Work instruction:
Lines below that hold the word "JSON" must be copied in full.
=== Recorded information ===
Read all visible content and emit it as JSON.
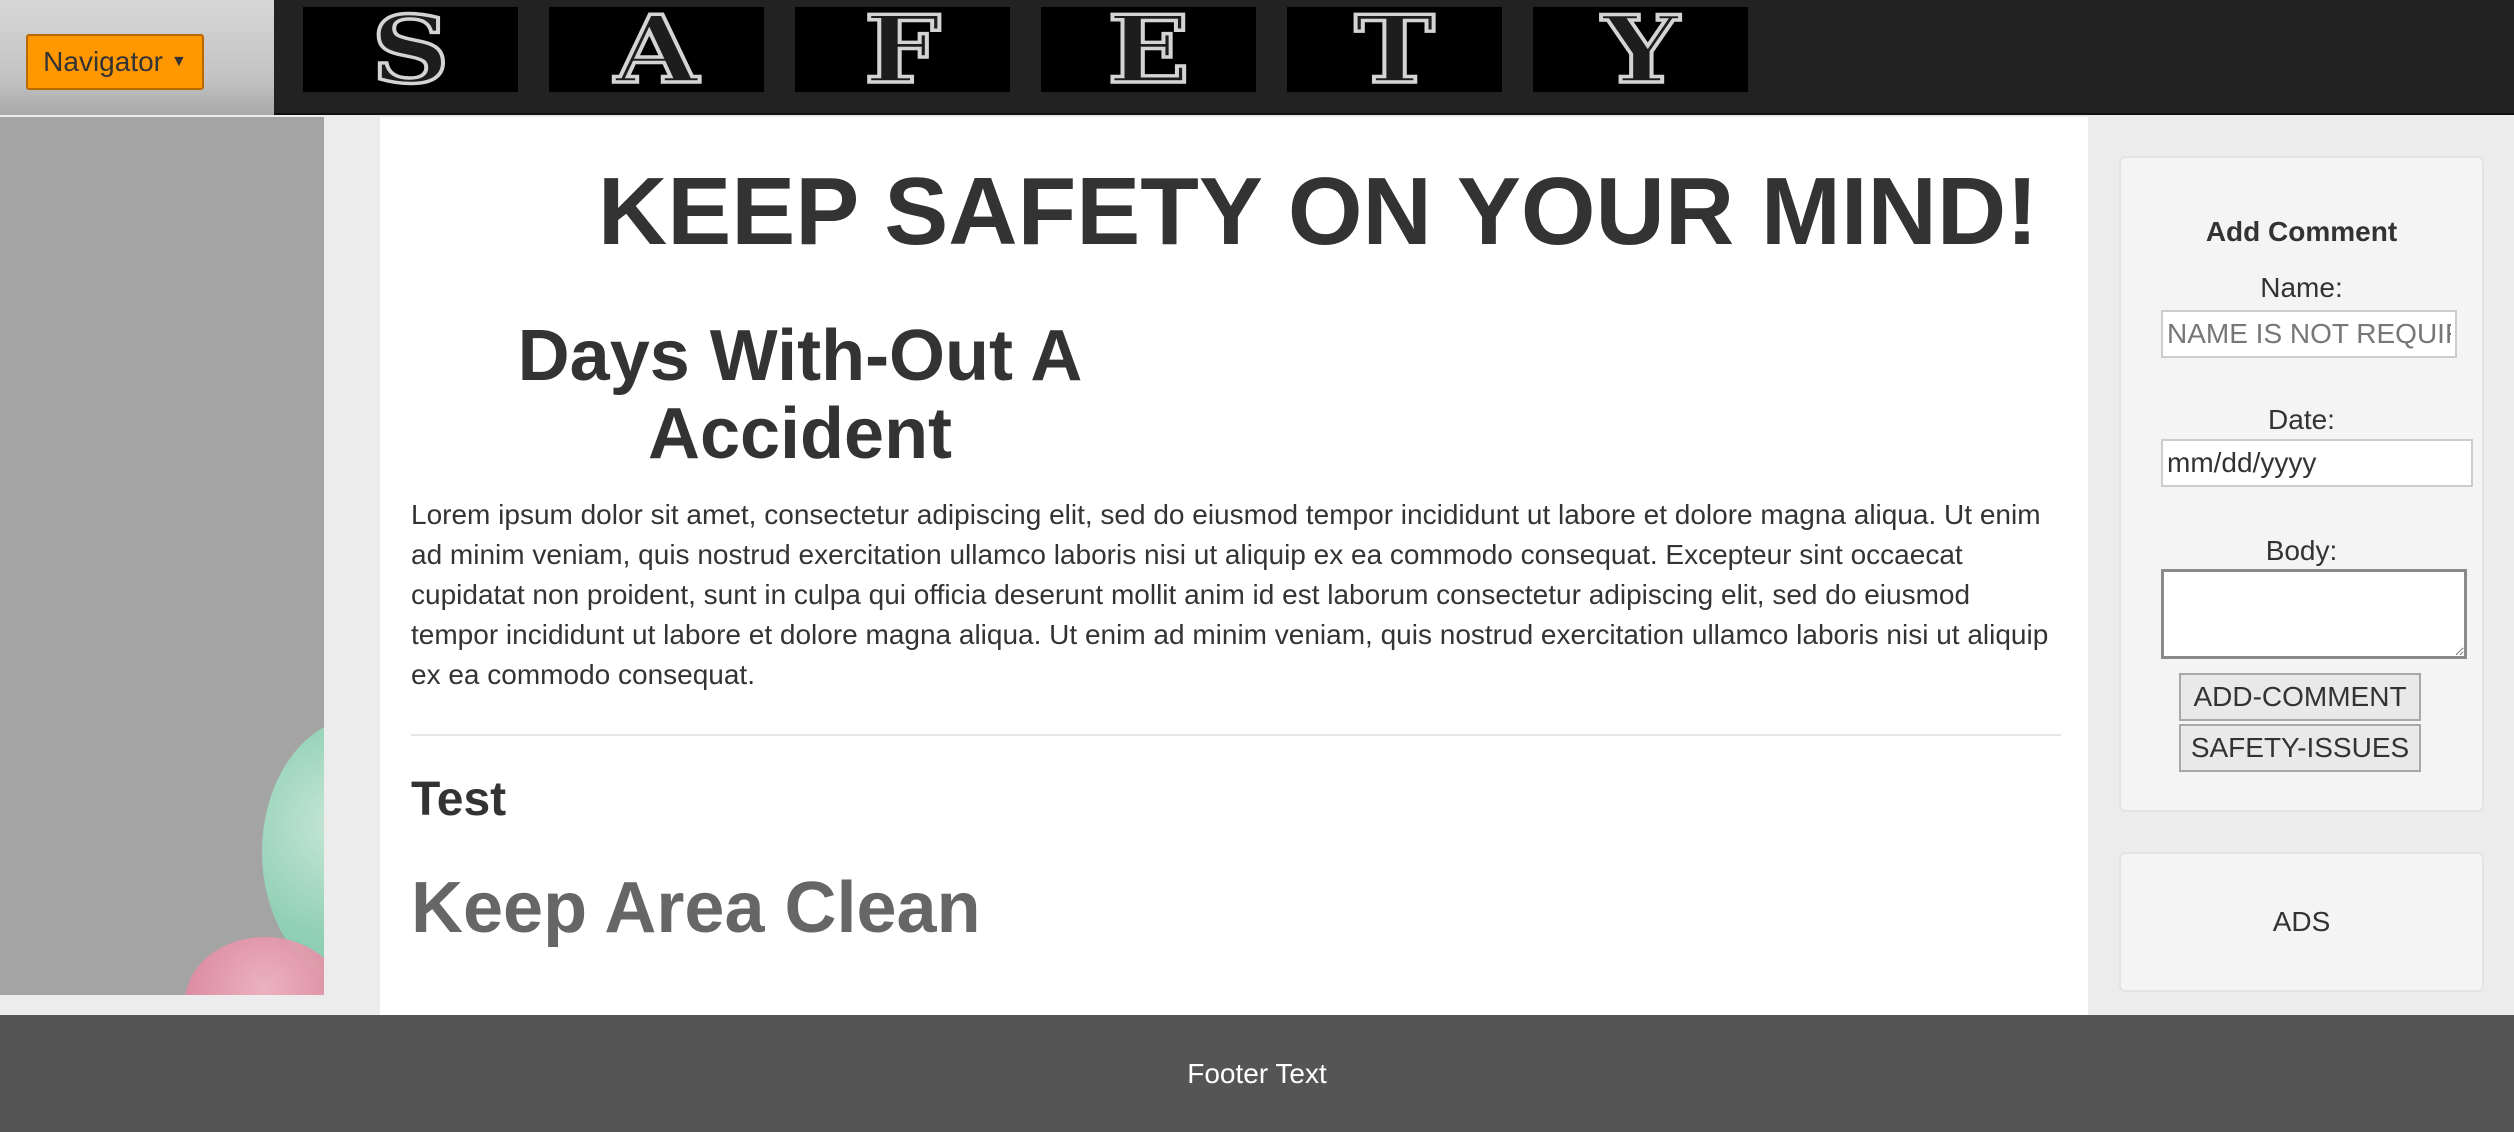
{
  "header": {
    "navigator_label": "Navigator",
    "navigator_icon": "caret-down-icon",
    "logo_letters": [
      "S",
      "A",
      "F",
      "E",
      "T",
      "Y"
    ]
  },
  "main": {
    "hero_title": "KEEP SAFETY ON YOUR MIND!",
    "days_heading": "Days With-Out A Accident",
    "paragraph": "Lorem ipsum dolor sit amet, consectetur adipiscing elit, sed do eiusmod tempor incididunt ut labore et dolore magna aliqua. Ut enim ad minim veniam, quis nostrud exercitation ullamco laboris nisi ut aliquip ex ea commodo consequat. Excepteur sint occaecat cupidatat non proident, sunt in culpa qui officia deserunt mollit anim id est laborum consectetur adipiscing elit, sed do eiusmod tempor incididunt ut labore et dolore magna aliqua. Ut enim ad minim veniam, quis nostrud exercitation ullamco laboris nisi ut aliquip ex ea commodo consequat.",
    "section_title": "Test",
    "subtitle": "Keep Area Clean"
  },
  "comment_form": {
    "heading": "Add Comment",
    "name_label": "Name:",
    "name_placeholder": "NAME IS NOT REQUIRED",
    "date_label": "Date:",
    "date_value": "mm/dd/yyyy",
    "body_label": "Body:",
    "add_button": "ADD-COMMENT",
    "issues_button": "SAFETY-ISSUES"
  },
  "ads": {
    "label": "ADS"
  },
  "footer": {
    "text": "Footer Text"
  },
  "colors": {
    "accent": "#ff9800",
    "header_bg": "#222222",
    "footer_bg": "#555555"
  }
}
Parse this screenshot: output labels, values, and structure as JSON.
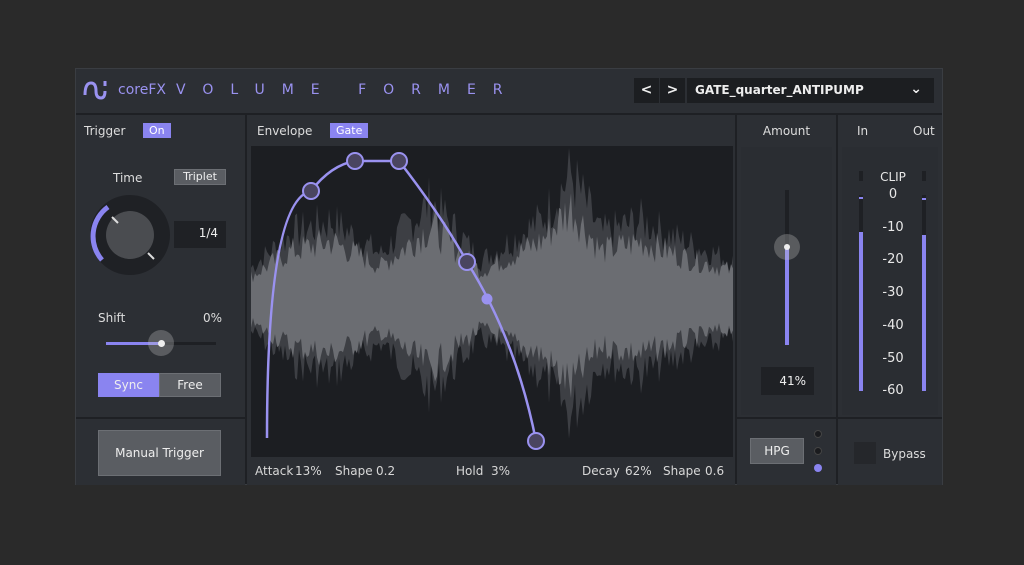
{
  "header": {
    "brand": "coreFX",
    "title": "VOLUME FORMER",
    "prev": "<",
    "next": ">",
    "preset": "GATE_quarter_ANTIPUMP"
  },
  "trigger": {
    "label": "Trigger",
    "state": "On",
    "time_label": "Time",
    "triplet": "Triplet",
    "time_value": "1/4",
    "shift_label": "Shift",
    "shift_value": "0%",
    "shift_fraction": 0.5,
    "sync": "Sync",
    "free": "Free",
    "manual": "Manual Trigger"
  },
  "envelope": {
    "label": "Envelope",
    "mode": "Gate",
    "attack_label": "Attack",
    "attack": "13%",
    "shape1_label": "Shape",
    "shape1": "0.2",
    "hold_label": "Hold",
    "hold": "3%",
    "decay_label": "Decay",
    "decay": "62%",
    "shape2_label": "Shape",
    "shape2": "0.6"
  },
  "amount": {
    "label": "Amount",
    "value": "41%",
    "hpg": "HPG"
  },
  "meters": {
    "in": "In",
    "out": "Out",
    "clip": "CLIP",
    "ticks": [
      "0",
      "-10",
      "-20",
      "-30",
      "-40",
      "-50",
      "-60"
    ],
    "bypass": "Bypass"
  },
  "colors": {
    "accent": "#8a84f0"
  }
}
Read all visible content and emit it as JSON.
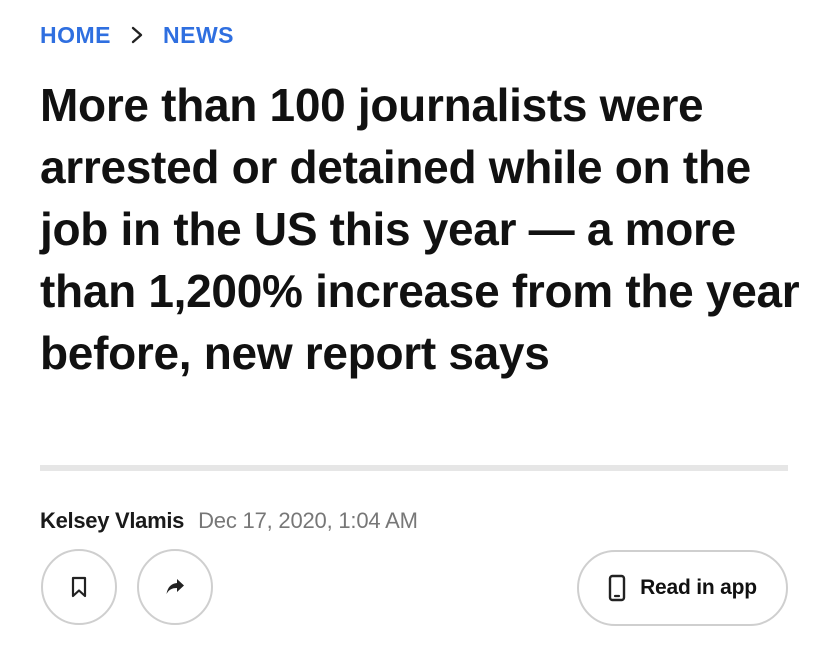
{
  "breadcrumb": {
    "home": "HOME",
    "section": "NEWS",
    "separator_icon": "chevron-right-icon"
  },
  "article": {
    "headline": "More than 100 journalists were arrested or detained while on the job in the US this year — a more than 1,200% increase from the year before, new report says",
    "author": "Kelsey Vlamis",
    "published": "Dec 17, 2020, 1:04 AM"
  },
  "actions": {
    "bookmark_icon": "bookmark-icon",
    "share_icon": "share-arrow-icon",
    "read_in_app_icon": "phone-icon",
    "read_in_app_label": "Read in app"
  },
  "colors": {
    "link": "#2f6fe0",
    "text": "#111111",
    "muted": "#777777",
    "divider": "#e6e6e6",
    "button_border": "#cfcfcf"
  }
}
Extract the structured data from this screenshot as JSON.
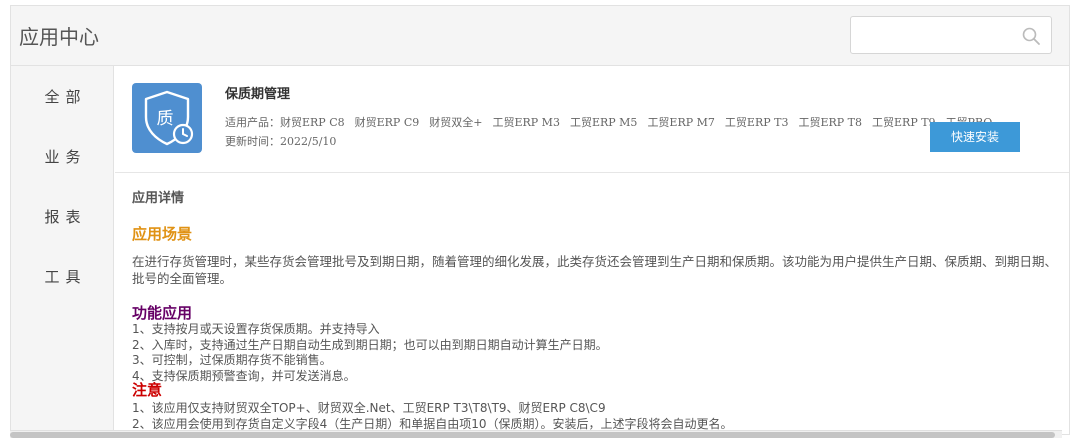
{
  "header": {
    "title": "应用中心",
    "search_placeholder": ""
  },
  "sidebar": {
    "items": [
      {
        "label": "全部"
      },
      {
        "label": "业务"
      },
      {
        "label": "报表"
      },
      {
        "label": "工具"
      }
    ]
  },
  "app": {
    "icon_char": "质",
    "name": "保质期管理",
    "products_label": "适用产品：",
    "products": [
      "财贸ERP C8",
      "财贸ERP C9",
      "财贸双全+",
      "工贸ERP M3",
      "工贸ERP M5",
      "工贸ERP M7",
      "工贸ERP T3",
      "工贸ERP T8",
      "工贸ERP T9",
      "工贸PRO"
    ],
    "update_label": "更新时间：",
    "update_date": "2022/5/10",
    "install_label": "快速安装"
  },
  "detail": {
    "heading": "应用详情",
    "scene_heading": "应用场景",
    "scene_text": "在进行存货管理时，某些存货会管理批号及到期日期，随着管理的细化发展，此类存货还会管理到生产日期和保质期。该功能为用户提供生产日期、保质期、到期日期、批号的全面管理。",
    "function_heading": "功能应用",
    "function_items": [
      "1、支持按月或天设置存货保质期。并支持导入",
      "2、入库时，支持通过生产日期自动生成到期日期；也可以由到期日期自动计算生产日期。",
      "3、可控制，过保质期存货不能销售。",
      "4、支持保质期预警查询，并可发送消息。"
    ],
    "note_heading": "注意",
    "note_items": [
      "1、该应用仅支持财贸双全TOP+、财贸双全.Net、工贸ERP T3\\T8\\T9、财贸ERP C8\\C9",
      "2、该应用会使用到存货自定义字段4（生产日期）和单据自由项10（保质期）。安装后，上述字段将会自动更名。"
    ]
  },
  "colors": {
    "accent": "#3d99d8",
    "icon_bg": "#4f8fd0",
    "scene_heading": "#e09214",
    "function_heading": "#660066",
    "note_heading": "#cc0000"
  }
}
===
Response area:
Read all visible content and emit it as JSON.
Parse this screenshot: output labels, values, and structure as JSON.
Read all visible content and emit it as JSON.
Extract the structured data from this screenshot as JSON.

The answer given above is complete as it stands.